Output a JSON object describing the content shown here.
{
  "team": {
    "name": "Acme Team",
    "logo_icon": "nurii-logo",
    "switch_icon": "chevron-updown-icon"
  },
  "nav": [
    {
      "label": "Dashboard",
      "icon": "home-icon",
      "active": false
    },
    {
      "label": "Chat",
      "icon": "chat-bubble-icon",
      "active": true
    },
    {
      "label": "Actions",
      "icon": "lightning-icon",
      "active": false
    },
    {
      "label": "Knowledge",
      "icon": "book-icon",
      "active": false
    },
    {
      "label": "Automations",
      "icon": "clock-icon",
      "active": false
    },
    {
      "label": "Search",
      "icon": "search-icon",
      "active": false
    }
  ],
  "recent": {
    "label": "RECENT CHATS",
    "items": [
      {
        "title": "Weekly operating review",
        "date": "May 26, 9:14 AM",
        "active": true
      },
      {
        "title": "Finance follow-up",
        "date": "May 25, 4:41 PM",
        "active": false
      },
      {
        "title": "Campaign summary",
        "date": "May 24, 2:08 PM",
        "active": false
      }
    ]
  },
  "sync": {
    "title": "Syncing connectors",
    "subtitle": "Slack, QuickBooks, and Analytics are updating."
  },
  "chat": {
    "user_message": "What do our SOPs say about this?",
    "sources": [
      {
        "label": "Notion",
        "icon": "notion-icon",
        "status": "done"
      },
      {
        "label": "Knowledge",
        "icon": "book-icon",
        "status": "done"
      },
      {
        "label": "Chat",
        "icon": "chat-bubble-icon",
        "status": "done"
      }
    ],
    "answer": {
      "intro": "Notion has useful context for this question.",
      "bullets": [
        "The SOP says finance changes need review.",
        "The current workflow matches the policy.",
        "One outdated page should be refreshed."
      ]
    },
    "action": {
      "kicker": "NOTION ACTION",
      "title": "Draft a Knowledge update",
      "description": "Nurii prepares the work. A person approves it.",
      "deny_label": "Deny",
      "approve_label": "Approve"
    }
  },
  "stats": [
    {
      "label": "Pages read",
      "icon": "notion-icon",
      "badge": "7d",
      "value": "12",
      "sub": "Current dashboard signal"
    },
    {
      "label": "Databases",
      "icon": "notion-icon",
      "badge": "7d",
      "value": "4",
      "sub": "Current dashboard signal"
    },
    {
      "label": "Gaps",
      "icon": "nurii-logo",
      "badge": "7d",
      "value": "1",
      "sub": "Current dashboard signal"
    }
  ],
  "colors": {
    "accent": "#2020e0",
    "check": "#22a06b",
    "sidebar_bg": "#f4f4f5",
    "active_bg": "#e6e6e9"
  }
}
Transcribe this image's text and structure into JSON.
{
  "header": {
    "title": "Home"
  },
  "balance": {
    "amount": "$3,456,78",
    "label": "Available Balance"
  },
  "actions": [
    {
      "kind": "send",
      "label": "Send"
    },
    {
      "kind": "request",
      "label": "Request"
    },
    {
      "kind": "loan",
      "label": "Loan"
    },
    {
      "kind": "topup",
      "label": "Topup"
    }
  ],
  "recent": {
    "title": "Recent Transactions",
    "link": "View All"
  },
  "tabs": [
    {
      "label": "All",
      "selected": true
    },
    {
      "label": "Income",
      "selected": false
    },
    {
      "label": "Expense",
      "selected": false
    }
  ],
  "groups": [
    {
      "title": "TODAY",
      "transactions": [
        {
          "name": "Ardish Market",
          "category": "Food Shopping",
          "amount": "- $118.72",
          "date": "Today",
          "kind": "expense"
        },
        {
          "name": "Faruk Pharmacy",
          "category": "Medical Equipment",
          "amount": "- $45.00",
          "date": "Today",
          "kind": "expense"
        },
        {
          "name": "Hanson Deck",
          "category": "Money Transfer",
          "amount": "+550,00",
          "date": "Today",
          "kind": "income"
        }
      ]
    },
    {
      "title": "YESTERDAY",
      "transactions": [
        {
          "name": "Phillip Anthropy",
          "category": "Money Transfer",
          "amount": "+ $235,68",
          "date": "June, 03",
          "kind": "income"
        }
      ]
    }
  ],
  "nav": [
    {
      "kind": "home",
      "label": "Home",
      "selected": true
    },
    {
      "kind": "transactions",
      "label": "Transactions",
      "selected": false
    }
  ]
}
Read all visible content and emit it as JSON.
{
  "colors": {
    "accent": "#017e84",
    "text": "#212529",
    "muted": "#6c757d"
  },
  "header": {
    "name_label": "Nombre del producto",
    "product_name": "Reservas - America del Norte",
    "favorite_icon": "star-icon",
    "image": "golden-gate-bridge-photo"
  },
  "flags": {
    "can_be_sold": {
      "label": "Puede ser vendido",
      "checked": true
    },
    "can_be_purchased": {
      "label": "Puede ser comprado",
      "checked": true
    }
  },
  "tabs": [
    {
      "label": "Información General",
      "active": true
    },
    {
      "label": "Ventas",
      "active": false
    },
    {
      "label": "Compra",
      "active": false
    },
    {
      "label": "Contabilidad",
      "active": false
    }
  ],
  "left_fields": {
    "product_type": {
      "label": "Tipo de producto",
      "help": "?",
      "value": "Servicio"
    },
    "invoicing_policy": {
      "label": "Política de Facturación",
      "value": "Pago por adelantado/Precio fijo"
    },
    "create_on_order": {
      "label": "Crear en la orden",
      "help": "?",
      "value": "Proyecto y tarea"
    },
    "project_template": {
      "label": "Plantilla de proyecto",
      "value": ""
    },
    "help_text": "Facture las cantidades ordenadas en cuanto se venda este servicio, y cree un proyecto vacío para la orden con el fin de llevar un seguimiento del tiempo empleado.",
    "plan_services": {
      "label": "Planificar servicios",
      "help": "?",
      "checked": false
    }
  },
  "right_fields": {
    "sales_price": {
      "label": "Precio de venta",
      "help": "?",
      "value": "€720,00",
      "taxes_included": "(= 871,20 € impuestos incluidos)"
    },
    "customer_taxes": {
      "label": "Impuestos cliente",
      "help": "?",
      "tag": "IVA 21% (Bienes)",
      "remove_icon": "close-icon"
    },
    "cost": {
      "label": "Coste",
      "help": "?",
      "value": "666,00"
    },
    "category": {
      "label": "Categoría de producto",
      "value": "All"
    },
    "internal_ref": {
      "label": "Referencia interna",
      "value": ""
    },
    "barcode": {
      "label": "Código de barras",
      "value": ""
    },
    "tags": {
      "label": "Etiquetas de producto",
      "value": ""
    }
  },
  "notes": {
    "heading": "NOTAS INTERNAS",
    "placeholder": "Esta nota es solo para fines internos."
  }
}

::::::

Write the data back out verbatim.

Output a JSON object describing the content shown here.
{
  "team": {
    "name": "Acme Team",
    "logo_icon": "nurii-logo",
    "switch_icon": "chevron-updown-icon"
  },
  "nav": [
    {
      "label": "Dashboard",
      "icon": "home-icon",
      "active": false
    },
    {
      "label": "Chat",
      "icon": "chat-bubble-icon",
      "active": true
    },
    {
      "label": "Actions",
      "icon": "lightning-icon",
      "active": false
    },
    {
      "label": "Knowledge",
      "icon": "book-icon",
      "active": false
    },
    {
      "label": "Automations",
      "icon": "clock-icon",
      "active": false
    },
    {
      "label": "Search",
      "icon": "search-icon",
      "active": false
    }
  ],
  "recent": {
    "label": "RECENT CHATS",
    "items": [
      {
        "title": "Weekly operating review",
        "date": "May 26, 9:14 AM",
        "active": true
      },
      {
        "title": "Finance follow-up",
        "date": "May 25, 4:41 PM",
        "active": false
      },
      {
        "title": "Campaign summary",
        "date": "May 24, 2:08 PM",
        "active": false
      }
    ]
  },
  "sync": {
    "title": "Syncing connectors",
    "subtitle": "Slack, QuickBooks, and Analytics are updating."
  },
  "chat": {
    "user_message": "What do our SOPs say about this?",
    "sources": [
      {
        "label": "Notion",
        "icon": "notion-icon",
        "status": "done"
      },
      {
        "label": "Knowledge",
        "icon": "book-icon",
        "status": "done"
      },
      {
        "label": "Chat",
        "icon": "chat-bubble-icon",
        "status": "done"
      }
    ],
    "answer": {
      "intro": "Notion has useful context for this question.",
      "bullets": [
        "The SOP says finance changes need review.",
        "The current workflow matches the policy.",
        "One outdated page should be refreshed."
      ]
    },
    "action": {
      "kicker": "NOTION ACTION",
      "title": "Draft a Knowledge update",
      "description": "Nurii prepares the work. A person approves it.",
      "deny_label": "Deny",
      "approve_label": "Approve"
    }
  },
  "stats": [
    {
      "label": "Pages read",
      "icon": "notion-icon",
      "badge": "7d",
      "value": "12",
      "sub": "Current dashboard signal"
    },
    {
      "label": "Databases",
      "icon": "notion-icon",
      "badge": "7d",
      "value": "4",
      "sub": "Current dashboard signal"
    },
    {
      "label": "Gaps",
      "icon": "nurii-logo",
      "badge": "7d",
      "value": "1",
      "sub": "Current dashboard signal"
    }
  ],
  "colors": {
    "accent": "#2020e0",
    "check": "#22a06b",
    "sidebar_bg": "#f4f4f5",
    "active_bg": "#e6e6e9"
  }
}
Transcribe this image's text and structure into JSON.
{
  "header": {
    "title": "Home"
  },
  "balance": {
    "amount": "$3,456,78",
    "label": "Available Balance"
  },
  "actions": [
    {
      "kind": "send",
      "label": "Send"
    },
    {
      "kind": "request",
      "label": "Request"
    },
    {
      "kind": "loan",
      "label": "Loan"
    },
    {
      "kind": "topup",
      "label": "Topup"
    }
  ],
  "recent": {
    "title": "Recent Transactions",
    "link": "View All"
  },
  "tabs": [
    {
      "label": "All",
      "selected": true
    },
    {
      "label": "Income",
      "selected": false
    },
    {
      "label": "Expense",
      "selected": false
    }
  ],
  "groups": [
    {
      "title": "TODAY",
      "transactions": [
        {
          "name": "Ardish Market",
          "category": "Food Shopping",
          "amount": "- $118.72",
          "date": "Today",
          "kind": "expense"
        },
        {
          "name": "Faruk Pharmacy",
          "category": "Medical Equipment",
          "amount": "- $45.00",
          "date": "Today",
          "kind": "expense"
        },
        {
          "name": "Hanson Deck",
          "category": "Money Transfer",
          "amount": "+550,00",
          "date": "Today",
          "kind": "income"
        }
      ]
    },
    {
      "title": "YESTERDAY",
      "transactions": [
        {
          "name": "Phillip Anthropy",
          "category": "Money Transfer",
          "amount": "+ $235,68",
          "date": "June, 03",
          "kind": "income"
        }
      ]
    }
  ],
  "nav": [
    {
      "kind": "home",
      "label": "Home",
      "selected": true
    },
    {
      "kind": "transactions",
      "label": "Transactions",
      "selected": false
    }
  ]
}
Read all visible content and emit it as JSON.
{
  "colors": {
    "accent": "#017e84",
    "text": "#212529",
    "muted": "#6c757d"
  },
  "header": {
    "name_label": "Nombre del producto",
    "product_name": "Reservas - America del Norte",
    "favorite_icon": "star-icon",
    "image": "golden-gate-bridge-photo"
  },
  "flags": {
    "can_be_sold": {
      "label": "Puede ser vendido",
      "checked": true
    },
    "can_be_purchased": {
      "label": "Puede ser comprado",
      "checked": true
    }
  },
  "tabs": [
    {
      "label": "Información General",
      "active": true
    },
    {
      "label": "Ventas",
      "active": false
    },
    {
      "label": "Compra",
      "active": false
    },
    {
      "label": "Contabilidad",
      "active": false
    }
  ],
  "left_fields": {
    "product_type": {
      "label": "Tipo de producto",
      "help": "?",
      "value": "Servicio"
    },
    "invoicing_policy": {
      "label": "Política de Facturación",
      "value": "Pago por adelantado/Precio fijo"
    },
    "create_on_order": {
      "label": "Crear en la orden",
      "help": "?",
      "value": "Proyecto y tarea"
    },
    "project_template": {
      "label": "Plantilla de proyecto",
      "value": ""
    },
    "help_text": "Facture las cantidades ordenadas en cuanto se venda este servicio, y cree un proyecto vacío para la orden con el fin de llevar un seguimiento del tiempo empleado.",
    "plan_services": {
      "label": "Planificar servicios",
      "help": "?",
      "checked": false
    }
  },
  "right_fields": {
    "sales_price": {
      "label": "Precio de venta",
      "help": "?",
      "value": "€720,00",
      "taxes_included": "(= 871,20 € impuestos incluidos)"
    },
    "customer_taxes": {
      "label": "Impuestos cliente",
      "help": "?",
      "tag": "IVA 21% (Bienes)",
      "remove_icon": "close-icon"
    },
    "cost": {
      "label": "Coste",
      "help": "?",
      "value": "666,00"
    },
    "category": {
      "label": "Categoría de producto",
      "value": "All"
    },
    "internal_ref": {
      "label": "Referencia interna",
      "value": ""
    },
    "barcode": {
      "label": "Código de barras",
      "value": ""
    },
    "tags": {
      "label": "Etiquetas de producto",
      "value": ""
    }
  },
  "notes": {
    "heading": "NOTAS INTERNAS",
    "placeholder": "Esta nota es solo para fines internos."
  }
}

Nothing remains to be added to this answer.